Task objective: When you repeat the listing below, keep every word exactly and leave out each picture.

Data listing:

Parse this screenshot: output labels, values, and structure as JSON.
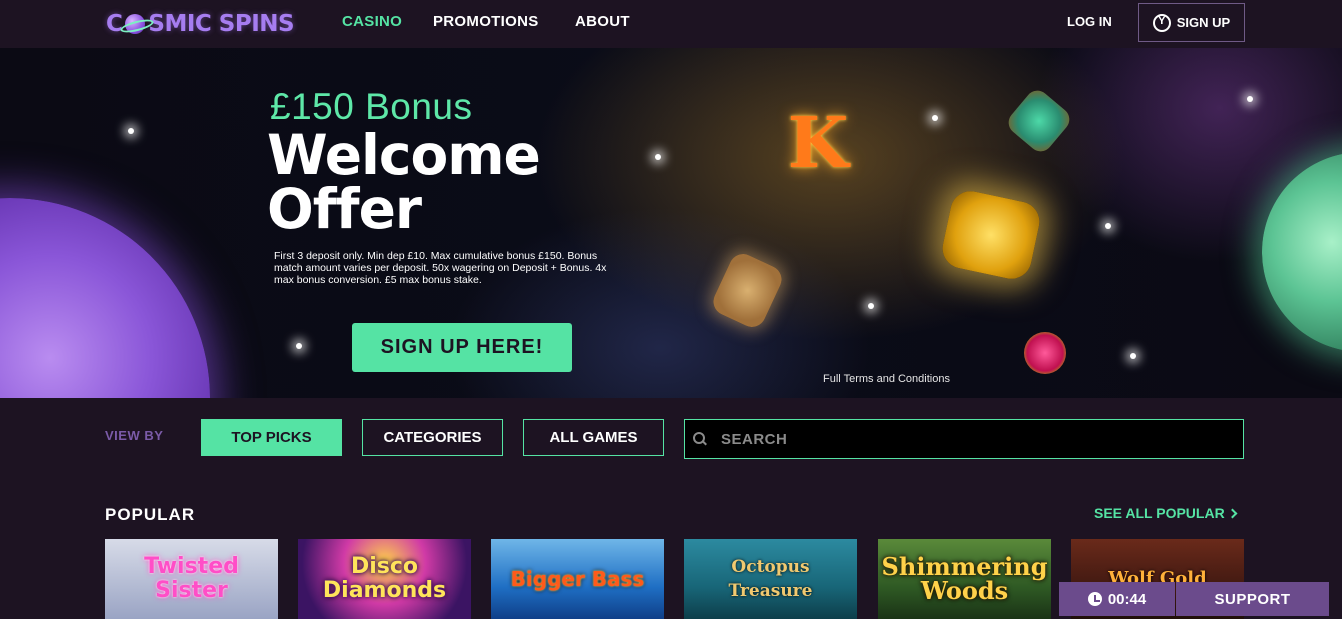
{
  "header": {
    "logo_text": "COSMIC SPINS",
    "nav": {
      "casino": "CASINO",
      "promotions": "PROMOTIONS",
      "about": "ABOUT"
    },
    "login": "LOG IN",
    "signup": "SIGN UP"
  },
  "hero": {
    "subtitle": "£150 Bonus",
    "title": "Welcome Offer",
    "terms": "First 3 deposit only. Min dep £10. Max cumulative bonus £150. Bonus match amount varies per deposit. 50x wagering on Deposit + Bonus. 4x max bonus conversion. £5 max bonus stake.",
    "cta": "SIGN UP HERE!",
    "tc_link": "Full Terms and Conditions",
    "symbols": [
      "letter-k-icon",
      "gold-compass-icon",
      "golden-key-icon",
      "green-idol-icon",
      "ruby-gem-icon"
    ]
  },
  "filters": {
    "view_by": "VIEW BY",
    "top_picks": "TOP PICKS",
    "categories": "CATEGORIES",
    "all_games": "ALL GAMES",
    "search_placeholder": "SEARCH"
  },
  "popular": {
    "title": "POPULAR",
    "see_all": "SEE ALL POPULAR",
    "games": [
      "Twisted Sister",
      "Disco Diamonds",
      "Bigger Bass",
      "Octopus Treasure",
      "Shimmering Woods",
      "Wolf Gold"
    ]
  },
  "widgets": {
    "timer": "00:44",
    "support": "SUPPORT"
  },
  "colors": {
    "accent": "#55e3a4",
    "background": "#1d1322",
    "widget": "#6b4b8c"
  }
}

Task answer:
Parse this screenshot: output labels, values, and structure as JSON.
{
  "header": {
    "logo_text": "COSMIC SPINS",
    "nav": {
      "casino": "CASINO",
      "promotions": "PROMOTIONS",
      "about": "ABOUT"
    },
    "login": "LOG IN",
    "signup": "SIGN UP"
  },
  "hero": {
    "subtitle": "£150 Bonus",
    "title": "Welcome Offer",
    "terms": "First 3 deposit only. Min dep £10. Max cumulative bonus £150. Bonus match amount varies per deposit. 50x wagering on Deposit + Bonus. 4x max bonus conversion. £5 max bonus stake.",
    "cta": "SIGN UP HERE!",
    "tc_link": "Full Terms and Conditions",
    "symbols": [
      "letter-k-icon",
      "gold-compass-icon",
      "golden-key-icon",
      "green-idol-icon",
      "ruby-gem-icon"
    ]
  },
  "filters": {
    "view_by": "VIEW BY",
    "top_picks": "TOP PICKS",
    "categories": "CATEGORIES",
    "all_games": "ALL GAMES",
    "search_placeholder": "SEARCH"
  },
  "popular": {
    "title": "POPULAR",
    "see_all": "SEE ALL POPULAR",
    "games": [
      "Twisted Sister",
      "Disco Diamonds",
      "Bigger Bass",
      "Octopus Treasure",
      "Shimmering Woods",
      "Wolf Gold"
    ]
  },
  "widgets": {
    "timer": "00:44",
    "support": "SUPPORT"
  },
  "colors": {
    "accent": "#55e3a4",
    "background": "#1d1322",
    "widget": "#6b4b8c"
  }
}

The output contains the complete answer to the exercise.